The Finishing Touch

Once the braising process is complete, the ingredients are tender, infused with flavors, and immersed in a luscious sauce. To elevate the dish further, garnishes such as scallions, cilantro, or toasted sesame seeds can be scattered on top, providing a burst of freshness and adding a visual appeal.

Exploring the Art of Fermentation in Chinese Cuisine

In the world of Chinese cuisine, fermentation takes center stage as a transformative process that elevates simple ingredients into complex and flavorful delights. Through the power of beneficial microbes, fermentation creates a symphony of tastes, aromas, and textures that have been celebrated for centuries.

  • Understanding the Fermentation Process

Fermentation relies on the action of living organisms, including bacteria and yeast, to break down sugars and transform them into new compounds. Lactic acid bacteria, such as lactobacillus, and yeast species like Saccharomyces cerevisiae, play crucial roles in Chinese fermentation techniques.

During fermentation, microorganisms consume sugars, releasing enzymes and metabolites that work together to create complex flavors, aromas, and textures. Substances like acetic acid, lactic acid, and alcohol are produced, contributing to the unique characteristics of fermented foods.

  • Preserving Vegetables

Pickling vegetables in Chinese cuisine involves submerging them in a brine solution, often containing salt, vinegar, and aromatic spices. The process not only preserves the vegetables but also imparts a delightful sour and tangy flavor.

  • Salted Vegetables and Soybean Paste

Salted vegetables, such as mustard greens or radish, undergo a fermentation process that enhances their umami flavors and creates a pleasingly crunchy texture. Soybean paste, known as doubanjiang or fermented bean paste, is made by fermenting soybeans with salt and chili peppers. It serves as a fundamental ingredient in many iconic Chinese dishes.

  • The Secrets of Soy Sauce

Soy sauce is a culinary pillar in Chinese cuisine, adding depth and complexity to a wide range of dishes. The process of making soy sauce involves fermenting a mixture of soybeans, wheat, salt, and water over a period of months or even years.
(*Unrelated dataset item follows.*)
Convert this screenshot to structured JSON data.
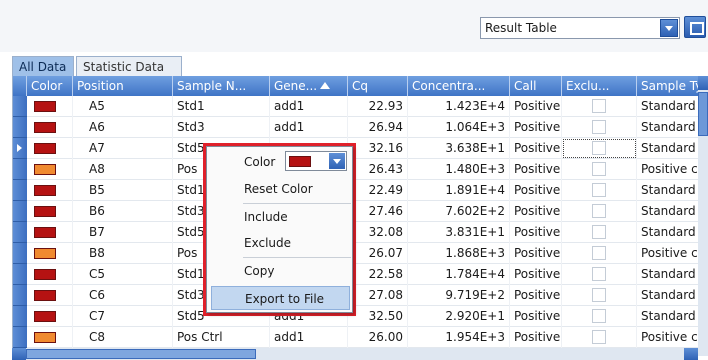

Hand pouring soy sauce into a tiny black ceramic saucer

During fermentation, the enzymes and microorganisms gradually break down proteins and carbohydrates, resulting in the formation of unique flavors and aromatic compounds. The length of the aging process determines the characteristics of the soy sauce, from the lighter and sweeter flavor of young soy sauce to the robust and savory taste of aged soy sauce.

  • The Delights of Rice Wine

Rice wine is a staple in Chinese cooking, bringing a delicate sweetness and depth of flavor to dishes. Made from fermented glutinous rice, this traditional spirit undergoes a fermentation process that transforms the sugars into alcohol.

Rice wine vinegar, a byproduct of the fermentation process, possesses a tangy and mellow flavor that adds a delightful touch to dressings, marinades, and dipping sauces. Its subtle acidity complements a myriad of dishes, enhancing their overall taste profile.

The art of Chinese cooking is an intricate dance of techniques, flavors, and textures, it’s a testament to the creativity and skill of its masterful chefs. Each cooking technique brings its own unique qualities to the table, resulting in dishes that captivate the senses and transport us to a world of unparalleled flavors and aromas. Embracing the balance of ingredients, the art of Chinese cooking continues to inspire and delight, reminding us that food is not just sustenance but a profound experience that nourishes both body and soul.